41 Service Provision  Less likely to be…  adopted  reunified from non-kinship care  offered family preservation services Types of services temporary & not sufficient to raise families out of poverty

42 Adoption  Despite advantages of minority specializing agencies,few agencies have used or established such programs

43 Shortage of AA Adoptive Parents  Lack of sufficient minority & trained staff  Knowledge of subsidies  Screening out process  Transracial adoptions

44 Decision-Making Points  Worker/supervisor level (investigation)  Reporting  Decision to investigate  Service provision  Placement recommendation

45 Judicial Level  Experience/knowledge  Legal representation  Advocacy

46 Worker/Supervisor Level  Placement  Knowledge/experience  Bias  Caseload  Perception of available homes

47 Impact of Other Systems on Child Welfare  Economic system  Criminal justice system  Legal System  Welfare System

48 Intersections  Reasons for disproportionality  Person- or community-centered  Agency-centered  Societal

49 Person- or Community-Centered  Child, Family, and Community  Location or residence  Poverty/uninsured/lack of resources  Lack of knowledge to access services/legal rights  Community or individual mistrust  Visibility hypothesis—visibility might propel into foster care or lack protections —Jenkins, Diamond, Garland, et.al

50 Agency-Centered  Lack of culturally responsive services  Lack of Minority staff  Lack of accessible locations  Failure to reach population  Decision making  Myths/stereotypes about AA families

51 Implications  Need to change how workers are trained

52 Need knowledge of culture  Impact of racism and poverty on behavior, attitudes, values  Help seeking behaviors  Role of language, speech patterns, communication styles  Impact of social service policies on clients of color  Power relationships  Privilege

53 Skill Development  Ability to communicate accurate information on behalf of culturally different clients  Ability to openly discuss racial and ethnic differences and respond to culturally based cues  Ability to assess meaning ethnicity has for individual client  Client empowerment and Rapport building

54 Societal-Centered  Discrimination/racism  Funding

55 Racism  Missouri Fed. Judge stated in case on racial disparities in sentencing  “Perceptions of AA as dangerous, different, or subordinate are lessons learned and internalized completely outside of our awareness, and are reinforced by the media-generated stereotyping.”

56 Other Factors  Failure of domestic policy has led to racial isolation and concentration of the black poor in inner cities  Black migration to urban areas Lack of responsiveness re jobs, housing, services, educational programs  Growth of prison industry  Insufficient drug treatment programs

57 Changes Result From  Legislation  Court cases—class action suits/civil rights  Media attention to institutional discrimination  Governmental reports  Mandated changes in training for judges,workers, other staff
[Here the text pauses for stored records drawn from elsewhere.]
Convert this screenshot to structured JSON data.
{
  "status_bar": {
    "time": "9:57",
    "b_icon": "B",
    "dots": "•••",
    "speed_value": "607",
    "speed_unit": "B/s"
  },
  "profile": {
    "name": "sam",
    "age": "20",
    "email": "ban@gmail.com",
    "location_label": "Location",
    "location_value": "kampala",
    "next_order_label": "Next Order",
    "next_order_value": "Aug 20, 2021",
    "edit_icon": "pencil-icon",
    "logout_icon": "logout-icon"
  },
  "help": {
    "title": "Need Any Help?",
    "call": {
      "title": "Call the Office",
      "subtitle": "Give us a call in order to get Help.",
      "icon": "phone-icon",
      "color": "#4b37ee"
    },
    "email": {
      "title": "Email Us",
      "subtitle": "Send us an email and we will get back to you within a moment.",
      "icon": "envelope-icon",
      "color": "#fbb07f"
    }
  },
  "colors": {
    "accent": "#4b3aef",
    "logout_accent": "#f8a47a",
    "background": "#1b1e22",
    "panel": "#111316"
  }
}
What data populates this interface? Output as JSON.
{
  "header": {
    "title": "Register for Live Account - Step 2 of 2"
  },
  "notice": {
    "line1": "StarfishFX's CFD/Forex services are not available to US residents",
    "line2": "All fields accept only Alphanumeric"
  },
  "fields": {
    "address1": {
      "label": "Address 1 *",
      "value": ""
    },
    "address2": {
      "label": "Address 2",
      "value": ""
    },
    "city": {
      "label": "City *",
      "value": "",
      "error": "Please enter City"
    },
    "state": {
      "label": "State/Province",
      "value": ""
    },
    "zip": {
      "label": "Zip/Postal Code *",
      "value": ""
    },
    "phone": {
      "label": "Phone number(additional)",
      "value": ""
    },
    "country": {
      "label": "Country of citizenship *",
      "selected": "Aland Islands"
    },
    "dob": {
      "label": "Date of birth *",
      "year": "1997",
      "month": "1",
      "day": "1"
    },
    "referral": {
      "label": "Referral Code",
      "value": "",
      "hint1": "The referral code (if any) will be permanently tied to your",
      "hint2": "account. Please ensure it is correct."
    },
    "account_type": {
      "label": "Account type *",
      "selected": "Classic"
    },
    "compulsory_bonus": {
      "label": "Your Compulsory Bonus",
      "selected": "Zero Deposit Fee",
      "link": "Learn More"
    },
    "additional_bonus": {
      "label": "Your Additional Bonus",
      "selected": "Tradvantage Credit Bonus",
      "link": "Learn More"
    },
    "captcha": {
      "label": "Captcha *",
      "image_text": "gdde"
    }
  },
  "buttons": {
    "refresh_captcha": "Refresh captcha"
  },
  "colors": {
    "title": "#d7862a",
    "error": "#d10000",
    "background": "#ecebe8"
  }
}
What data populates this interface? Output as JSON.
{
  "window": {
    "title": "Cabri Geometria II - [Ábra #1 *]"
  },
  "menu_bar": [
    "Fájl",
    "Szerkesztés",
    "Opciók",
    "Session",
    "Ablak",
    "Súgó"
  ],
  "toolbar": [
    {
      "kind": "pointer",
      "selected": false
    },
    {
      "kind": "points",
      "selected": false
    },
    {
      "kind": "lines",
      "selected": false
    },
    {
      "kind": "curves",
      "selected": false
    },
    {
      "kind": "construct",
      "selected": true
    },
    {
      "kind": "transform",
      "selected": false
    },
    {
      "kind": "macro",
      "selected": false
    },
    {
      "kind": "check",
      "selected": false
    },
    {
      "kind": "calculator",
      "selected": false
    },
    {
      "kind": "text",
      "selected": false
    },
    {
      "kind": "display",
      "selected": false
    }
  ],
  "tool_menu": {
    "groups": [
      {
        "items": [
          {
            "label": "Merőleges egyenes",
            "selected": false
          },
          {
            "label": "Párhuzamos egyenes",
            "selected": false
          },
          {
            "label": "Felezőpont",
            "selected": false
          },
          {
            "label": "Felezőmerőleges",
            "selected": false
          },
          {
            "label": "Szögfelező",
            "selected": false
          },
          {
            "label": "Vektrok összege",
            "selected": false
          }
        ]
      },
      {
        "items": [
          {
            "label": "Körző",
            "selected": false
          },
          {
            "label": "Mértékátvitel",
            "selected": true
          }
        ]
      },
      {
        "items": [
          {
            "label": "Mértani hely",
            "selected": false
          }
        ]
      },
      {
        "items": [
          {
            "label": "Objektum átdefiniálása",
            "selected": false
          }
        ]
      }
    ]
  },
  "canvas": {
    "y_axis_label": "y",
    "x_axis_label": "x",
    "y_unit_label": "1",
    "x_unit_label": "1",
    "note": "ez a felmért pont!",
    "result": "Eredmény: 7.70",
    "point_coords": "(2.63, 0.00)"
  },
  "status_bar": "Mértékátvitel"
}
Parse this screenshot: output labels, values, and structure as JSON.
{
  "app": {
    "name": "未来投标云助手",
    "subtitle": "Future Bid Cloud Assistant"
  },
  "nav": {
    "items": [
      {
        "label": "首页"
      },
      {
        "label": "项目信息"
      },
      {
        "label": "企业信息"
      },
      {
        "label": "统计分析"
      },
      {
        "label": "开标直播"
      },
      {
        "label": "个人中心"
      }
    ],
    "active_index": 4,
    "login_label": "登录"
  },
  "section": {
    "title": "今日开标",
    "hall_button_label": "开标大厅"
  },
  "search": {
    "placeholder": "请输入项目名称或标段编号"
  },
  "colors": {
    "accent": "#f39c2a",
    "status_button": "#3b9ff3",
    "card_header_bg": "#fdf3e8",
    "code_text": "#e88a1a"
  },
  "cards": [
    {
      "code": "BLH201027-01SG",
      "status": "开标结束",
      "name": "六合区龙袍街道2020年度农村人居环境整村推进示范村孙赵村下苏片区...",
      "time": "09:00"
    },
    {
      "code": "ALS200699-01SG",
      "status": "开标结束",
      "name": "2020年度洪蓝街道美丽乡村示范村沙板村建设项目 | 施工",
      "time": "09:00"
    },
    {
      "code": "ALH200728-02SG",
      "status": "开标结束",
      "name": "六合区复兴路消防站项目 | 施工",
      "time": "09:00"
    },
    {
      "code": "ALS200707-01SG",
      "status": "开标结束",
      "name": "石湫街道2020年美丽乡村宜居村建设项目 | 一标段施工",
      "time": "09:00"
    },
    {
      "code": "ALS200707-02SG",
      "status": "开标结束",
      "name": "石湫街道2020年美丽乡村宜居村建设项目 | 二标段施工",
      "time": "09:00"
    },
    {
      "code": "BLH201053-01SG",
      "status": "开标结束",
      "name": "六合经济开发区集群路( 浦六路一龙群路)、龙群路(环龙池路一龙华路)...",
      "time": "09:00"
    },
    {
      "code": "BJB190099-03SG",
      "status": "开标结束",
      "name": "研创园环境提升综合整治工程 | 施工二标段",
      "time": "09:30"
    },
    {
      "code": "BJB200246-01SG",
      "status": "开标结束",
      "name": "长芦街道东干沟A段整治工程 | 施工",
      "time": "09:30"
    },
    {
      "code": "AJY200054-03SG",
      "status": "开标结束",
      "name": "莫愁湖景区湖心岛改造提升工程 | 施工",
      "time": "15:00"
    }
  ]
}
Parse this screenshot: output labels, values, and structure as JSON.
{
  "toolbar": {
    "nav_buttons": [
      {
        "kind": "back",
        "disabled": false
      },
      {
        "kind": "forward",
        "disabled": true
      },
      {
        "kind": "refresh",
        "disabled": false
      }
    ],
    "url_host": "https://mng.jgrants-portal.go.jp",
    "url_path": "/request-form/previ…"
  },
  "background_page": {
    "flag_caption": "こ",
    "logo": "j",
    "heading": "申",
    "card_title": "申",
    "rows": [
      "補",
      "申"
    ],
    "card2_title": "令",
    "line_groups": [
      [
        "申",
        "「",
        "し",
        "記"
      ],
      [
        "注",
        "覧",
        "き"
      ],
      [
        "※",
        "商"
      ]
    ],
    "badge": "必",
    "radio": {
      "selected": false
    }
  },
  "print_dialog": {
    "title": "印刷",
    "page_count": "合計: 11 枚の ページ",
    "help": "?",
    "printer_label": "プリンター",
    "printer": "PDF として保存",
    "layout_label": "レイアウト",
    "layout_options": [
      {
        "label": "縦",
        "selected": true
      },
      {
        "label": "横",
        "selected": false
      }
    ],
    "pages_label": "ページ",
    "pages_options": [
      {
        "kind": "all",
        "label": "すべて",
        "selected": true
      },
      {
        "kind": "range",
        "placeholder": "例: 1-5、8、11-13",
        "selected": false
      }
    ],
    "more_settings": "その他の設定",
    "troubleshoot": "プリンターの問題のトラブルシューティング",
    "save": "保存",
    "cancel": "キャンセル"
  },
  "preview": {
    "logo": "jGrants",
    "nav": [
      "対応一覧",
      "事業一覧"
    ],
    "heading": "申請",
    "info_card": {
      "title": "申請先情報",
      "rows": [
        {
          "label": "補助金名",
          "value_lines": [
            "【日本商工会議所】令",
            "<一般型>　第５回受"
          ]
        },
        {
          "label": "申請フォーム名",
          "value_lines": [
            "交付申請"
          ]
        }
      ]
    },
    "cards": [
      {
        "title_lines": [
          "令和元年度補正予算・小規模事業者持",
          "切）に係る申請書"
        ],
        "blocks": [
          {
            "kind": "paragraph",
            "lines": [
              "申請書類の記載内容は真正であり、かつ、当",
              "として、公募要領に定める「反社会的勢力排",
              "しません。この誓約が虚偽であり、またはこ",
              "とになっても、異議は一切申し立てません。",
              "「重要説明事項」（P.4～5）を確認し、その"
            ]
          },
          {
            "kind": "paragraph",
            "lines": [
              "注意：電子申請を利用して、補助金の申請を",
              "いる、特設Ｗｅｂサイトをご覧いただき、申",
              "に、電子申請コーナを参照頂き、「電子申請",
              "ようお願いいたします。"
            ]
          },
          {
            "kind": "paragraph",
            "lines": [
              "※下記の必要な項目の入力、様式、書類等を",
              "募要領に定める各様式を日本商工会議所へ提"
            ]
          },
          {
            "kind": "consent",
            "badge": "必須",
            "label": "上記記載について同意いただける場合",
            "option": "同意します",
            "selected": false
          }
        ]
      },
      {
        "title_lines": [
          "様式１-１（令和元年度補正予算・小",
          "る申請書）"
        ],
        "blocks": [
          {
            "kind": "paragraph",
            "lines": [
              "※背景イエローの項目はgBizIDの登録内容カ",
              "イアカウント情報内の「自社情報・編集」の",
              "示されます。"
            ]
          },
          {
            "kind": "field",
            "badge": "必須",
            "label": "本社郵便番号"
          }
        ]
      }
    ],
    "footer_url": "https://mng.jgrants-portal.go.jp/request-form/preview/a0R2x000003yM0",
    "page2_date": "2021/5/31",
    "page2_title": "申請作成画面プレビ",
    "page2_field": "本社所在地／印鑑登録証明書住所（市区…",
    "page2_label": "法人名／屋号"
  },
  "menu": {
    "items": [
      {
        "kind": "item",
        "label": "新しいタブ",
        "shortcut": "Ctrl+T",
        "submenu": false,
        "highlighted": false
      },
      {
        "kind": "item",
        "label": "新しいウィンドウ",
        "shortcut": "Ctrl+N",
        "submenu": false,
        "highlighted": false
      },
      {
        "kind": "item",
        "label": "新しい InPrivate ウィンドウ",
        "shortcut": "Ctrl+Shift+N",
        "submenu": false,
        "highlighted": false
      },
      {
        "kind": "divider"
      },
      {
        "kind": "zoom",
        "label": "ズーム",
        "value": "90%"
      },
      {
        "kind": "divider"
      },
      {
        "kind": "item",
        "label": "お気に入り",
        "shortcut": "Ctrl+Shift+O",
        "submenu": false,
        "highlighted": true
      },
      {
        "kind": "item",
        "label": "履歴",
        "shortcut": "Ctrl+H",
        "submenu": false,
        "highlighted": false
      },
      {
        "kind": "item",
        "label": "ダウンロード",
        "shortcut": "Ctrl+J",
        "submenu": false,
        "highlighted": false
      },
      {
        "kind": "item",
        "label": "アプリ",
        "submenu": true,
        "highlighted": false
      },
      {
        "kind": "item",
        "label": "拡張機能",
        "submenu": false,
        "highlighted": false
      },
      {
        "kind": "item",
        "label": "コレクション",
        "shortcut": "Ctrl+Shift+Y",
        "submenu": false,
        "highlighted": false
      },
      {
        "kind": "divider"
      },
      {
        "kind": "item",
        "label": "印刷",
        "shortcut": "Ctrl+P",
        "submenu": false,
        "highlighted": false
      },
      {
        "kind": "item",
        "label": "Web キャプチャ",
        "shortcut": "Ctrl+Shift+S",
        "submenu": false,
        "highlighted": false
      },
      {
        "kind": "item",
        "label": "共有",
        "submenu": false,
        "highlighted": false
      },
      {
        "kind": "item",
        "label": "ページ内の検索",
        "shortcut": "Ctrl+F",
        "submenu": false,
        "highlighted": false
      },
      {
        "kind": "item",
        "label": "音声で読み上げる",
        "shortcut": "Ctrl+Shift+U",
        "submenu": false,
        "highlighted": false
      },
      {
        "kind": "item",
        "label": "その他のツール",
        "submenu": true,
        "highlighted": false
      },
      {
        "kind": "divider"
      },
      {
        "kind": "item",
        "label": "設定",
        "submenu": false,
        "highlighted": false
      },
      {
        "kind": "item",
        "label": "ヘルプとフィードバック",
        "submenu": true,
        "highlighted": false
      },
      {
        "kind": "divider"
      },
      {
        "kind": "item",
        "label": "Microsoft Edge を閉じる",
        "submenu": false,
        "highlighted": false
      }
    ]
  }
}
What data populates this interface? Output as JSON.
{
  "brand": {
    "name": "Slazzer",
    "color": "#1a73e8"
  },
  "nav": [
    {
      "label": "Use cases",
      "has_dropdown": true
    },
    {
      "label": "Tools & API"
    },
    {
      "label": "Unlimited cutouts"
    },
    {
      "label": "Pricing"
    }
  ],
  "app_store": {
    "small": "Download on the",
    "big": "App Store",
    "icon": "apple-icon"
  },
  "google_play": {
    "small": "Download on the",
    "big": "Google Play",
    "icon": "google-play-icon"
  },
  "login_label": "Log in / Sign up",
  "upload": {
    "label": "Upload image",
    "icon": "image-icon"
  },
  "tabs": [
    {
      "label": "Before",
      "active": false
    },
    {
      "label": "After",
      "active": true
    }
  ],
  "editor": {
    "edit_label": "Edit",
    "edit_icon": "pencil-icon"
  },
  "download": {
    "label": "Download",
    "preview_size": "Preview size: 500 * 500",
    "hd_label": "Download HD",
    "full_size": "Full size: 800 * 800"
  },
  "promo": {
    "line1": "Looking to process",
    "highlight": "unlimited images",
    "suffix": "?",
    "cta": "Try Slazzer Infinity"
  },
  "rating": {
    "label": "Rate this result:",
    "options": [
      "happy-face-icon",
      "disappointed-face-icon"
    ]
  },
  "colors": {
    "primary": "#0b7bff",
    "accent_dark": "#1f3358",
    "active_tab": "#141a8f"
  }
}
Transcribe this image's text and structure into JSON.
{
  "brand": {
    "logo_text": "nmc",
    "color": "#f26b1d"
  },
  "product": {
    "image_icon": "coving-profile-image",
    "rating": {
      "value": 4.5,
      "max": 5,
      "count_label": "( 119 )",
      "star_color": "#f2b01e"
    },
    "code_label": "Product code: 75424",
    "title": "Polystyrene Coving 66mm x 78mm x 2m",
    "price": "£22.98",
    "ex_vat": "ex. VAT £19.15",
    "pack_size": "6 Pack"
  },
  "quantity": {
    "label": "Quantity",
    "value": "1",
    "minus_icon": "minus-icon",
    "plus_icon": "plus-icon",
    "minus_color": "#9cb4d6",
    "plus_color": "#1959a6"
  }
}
58 Challenge  Acknowledge intersystemic disparities  Child protection or  Promoting children’s welfare


Download ppt "Color of Child Welfare Policy: Racial Disparities in Child Welfare Services Ruth G. McRoy Center for Social Work Research The University of Texas at Austin."

Similar presentations


Ads by Google